Work instructions ▸
Using the records below, locate all lines containing "have" and return them.
________________
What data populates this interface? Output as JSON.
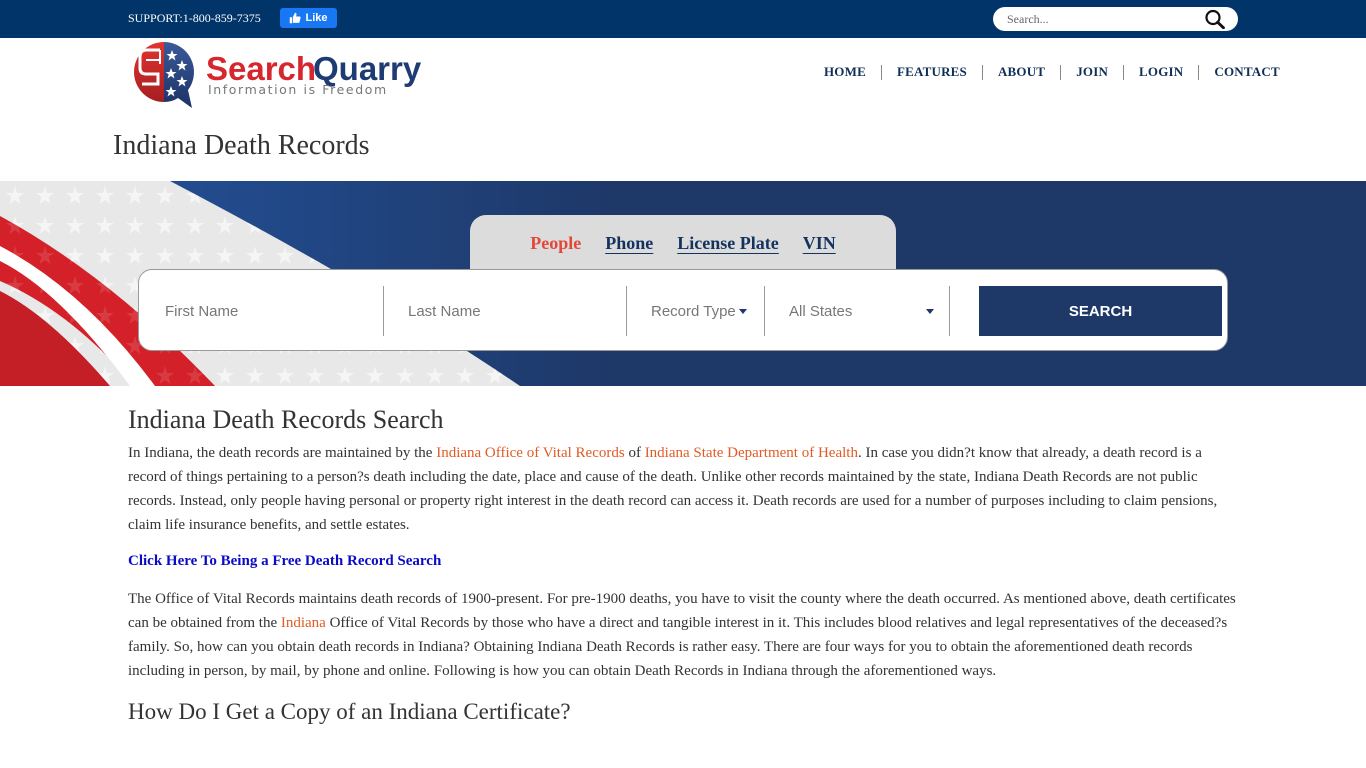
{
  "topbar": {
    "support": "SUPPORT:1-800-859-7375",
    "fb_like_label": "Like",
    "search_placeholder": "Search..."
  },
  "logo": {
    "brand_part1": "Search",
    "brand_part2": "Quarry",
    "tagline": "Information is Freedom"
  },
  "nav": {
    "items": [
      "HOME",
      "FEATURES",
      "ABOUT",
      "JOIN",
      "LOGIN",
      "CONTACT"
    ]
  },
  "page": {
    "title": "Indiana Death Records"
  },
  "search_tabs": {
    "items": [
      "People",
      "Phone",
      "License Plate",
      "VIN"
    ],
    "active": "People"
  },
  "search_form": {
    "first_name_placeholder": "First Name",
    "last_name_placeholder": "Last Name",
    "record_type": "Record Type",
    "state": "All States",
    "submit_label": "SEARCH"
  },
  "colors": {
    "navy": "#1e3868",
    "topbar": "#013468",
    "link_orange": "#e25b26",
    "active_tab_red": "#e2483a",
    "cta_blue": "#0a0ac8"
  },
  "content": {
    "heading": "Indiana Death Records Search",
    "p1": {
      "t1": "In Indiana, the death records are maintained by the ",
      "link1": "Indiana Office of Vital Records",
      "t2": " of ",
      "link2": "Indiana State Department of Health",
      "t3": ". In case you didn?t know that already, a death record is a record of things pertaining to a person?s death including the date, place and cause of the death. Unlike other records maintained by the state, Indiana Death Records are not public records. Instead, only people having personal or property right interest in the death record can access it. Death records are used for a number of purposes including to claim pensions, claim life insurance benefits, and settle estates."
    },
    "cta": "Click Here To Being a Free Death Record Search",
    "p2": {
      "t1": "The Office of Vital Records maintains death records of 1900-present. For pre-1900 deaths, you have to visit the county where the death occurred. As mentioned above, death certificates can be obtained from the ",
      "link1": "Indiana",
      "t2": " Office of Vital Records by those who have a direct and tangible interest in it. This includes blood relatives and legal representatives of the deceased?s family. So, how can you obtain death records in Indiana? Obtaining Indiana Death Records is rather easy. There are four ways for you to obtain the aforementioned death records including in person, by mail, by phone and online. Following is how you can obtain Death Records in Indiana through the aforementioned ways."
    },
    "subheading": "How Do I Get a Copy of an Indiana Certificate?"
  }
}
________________
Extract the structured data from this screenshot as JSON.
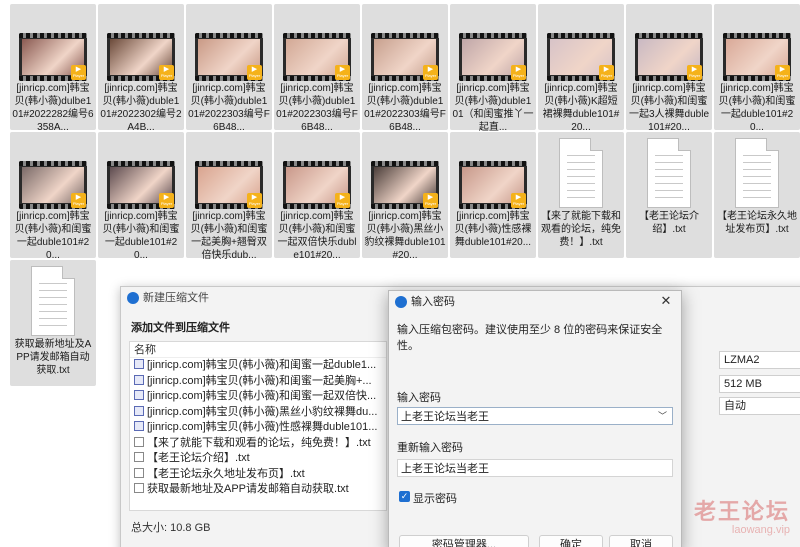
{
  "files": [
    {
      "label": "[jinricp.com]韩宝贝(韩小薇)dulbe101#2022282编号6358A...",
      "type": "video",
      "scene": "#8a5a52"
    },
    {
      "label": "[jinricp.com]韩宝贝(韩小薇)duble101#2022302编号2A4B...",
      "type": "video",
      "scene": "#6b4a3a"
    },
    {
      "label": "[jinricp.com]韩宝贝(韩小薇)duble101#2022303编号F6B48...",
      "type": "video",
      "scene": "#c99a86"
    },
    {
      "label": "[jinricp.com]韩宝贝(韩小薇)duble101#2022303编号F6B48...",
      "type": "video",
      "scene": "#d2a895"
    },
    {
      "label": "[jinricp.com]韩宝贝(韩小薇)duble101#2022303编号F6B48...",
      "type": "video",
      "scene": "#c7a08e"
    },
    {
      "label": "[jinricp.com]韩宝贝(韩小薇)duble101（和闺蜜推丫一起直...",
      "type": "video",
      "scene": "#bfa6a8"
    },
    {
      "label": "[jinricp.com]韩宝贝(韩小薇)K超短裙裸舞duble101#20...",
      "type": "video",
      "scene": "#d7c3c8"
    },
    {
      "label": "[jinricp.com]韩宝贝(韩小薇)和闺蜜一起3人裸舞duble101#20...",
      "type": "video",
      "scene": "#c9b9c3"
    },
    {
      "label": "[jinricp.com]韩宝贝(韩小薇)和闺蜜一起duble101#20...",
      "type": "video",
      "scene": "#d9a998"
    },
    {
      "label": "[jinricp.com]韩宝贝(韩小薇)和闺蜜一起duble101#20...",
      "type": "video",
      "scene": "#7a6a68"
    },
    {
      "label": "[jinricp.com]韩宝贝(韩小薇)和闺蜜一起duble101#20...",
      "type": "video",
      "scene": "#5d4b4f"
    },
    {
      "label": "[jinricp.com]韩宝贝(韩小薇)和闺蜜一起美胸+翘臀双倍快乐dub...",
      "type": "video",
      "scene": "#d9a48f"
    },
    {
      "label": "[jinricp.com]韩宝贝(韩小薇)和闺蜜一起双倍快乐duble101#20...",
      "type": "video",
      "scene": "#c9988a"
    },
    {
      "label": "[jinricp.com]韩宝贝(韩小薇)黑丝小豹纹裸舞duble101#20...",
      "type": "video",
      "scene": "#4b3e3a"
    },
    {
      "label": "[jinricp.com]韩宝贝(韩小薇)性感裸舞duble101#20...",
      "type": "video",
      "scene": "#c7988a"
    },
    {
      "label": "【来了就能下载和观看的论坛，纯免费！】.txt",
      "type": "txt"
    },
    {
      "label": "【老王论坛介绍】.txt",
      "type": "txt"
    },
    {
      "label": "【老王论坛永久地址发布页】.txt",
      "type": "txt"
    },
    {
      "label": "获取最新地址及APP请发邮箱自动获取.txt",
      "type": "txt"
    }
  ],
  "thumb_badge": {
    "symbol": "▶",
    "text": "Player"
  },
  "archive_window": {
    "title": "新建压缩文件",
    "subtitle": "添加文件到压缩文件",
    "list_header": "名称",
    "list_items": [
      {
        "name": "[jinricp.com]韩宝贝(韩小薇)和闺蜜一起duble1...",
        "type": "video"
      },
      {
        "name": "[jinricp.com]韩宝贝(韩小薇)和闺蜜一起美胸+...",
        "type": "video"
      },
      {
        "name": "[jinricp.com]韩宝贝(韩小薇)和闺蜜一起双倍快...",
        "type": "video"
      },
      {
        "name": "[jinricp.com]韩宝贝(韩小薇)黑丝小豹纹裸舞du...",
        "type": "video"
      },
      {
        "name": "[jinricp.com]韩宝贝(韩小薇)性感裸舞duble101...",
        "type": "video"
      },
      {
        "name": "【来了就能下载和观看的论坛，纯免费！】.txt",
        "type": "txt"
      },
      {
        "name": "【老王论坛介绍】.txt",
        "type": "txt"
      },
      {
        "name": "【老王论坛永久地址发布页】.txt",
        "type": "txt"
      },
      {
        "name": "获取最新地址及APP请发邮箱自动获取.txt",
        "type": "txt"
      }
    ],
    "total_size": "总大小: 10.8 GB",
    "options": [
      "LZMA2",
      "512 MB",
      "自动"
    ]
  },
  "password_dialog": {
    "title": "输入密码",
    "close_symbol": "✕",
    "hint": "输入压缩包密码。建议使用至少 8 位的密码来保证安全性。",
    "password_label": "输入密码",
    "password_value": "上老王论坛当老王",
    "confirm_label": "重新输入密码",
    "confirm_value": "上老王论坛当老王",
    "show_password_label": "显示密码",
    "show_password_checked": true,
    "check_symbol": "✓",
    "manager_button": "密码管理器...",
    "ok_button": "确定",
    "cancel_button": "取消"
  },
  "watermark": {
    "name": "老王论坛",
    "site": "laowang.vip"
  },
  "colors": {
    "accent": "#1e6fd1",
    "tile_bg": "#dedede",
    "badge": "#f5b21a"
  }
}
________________
Response ▸
      "t1": "The Office of Vital Records maintains death records of 1900-present. For pre-1900 deaths, you have to visit the county where the death occurred. As mentioned above, death certificates can be obtained from the ",
      "t2": " Office of Vital Records by those who have a direct and tangible interest in it. This includes blood relatives and legal representatives of the deceased?s family. So, how can you obtain death records in Indiana? Obtaining Indiana Death Records is rather easy. There are four ways for you to obtain the aforementioned death records including in person, by mail, by phone and online. Following is how you can obtain Death Records in Indiana through the aforementioned ways."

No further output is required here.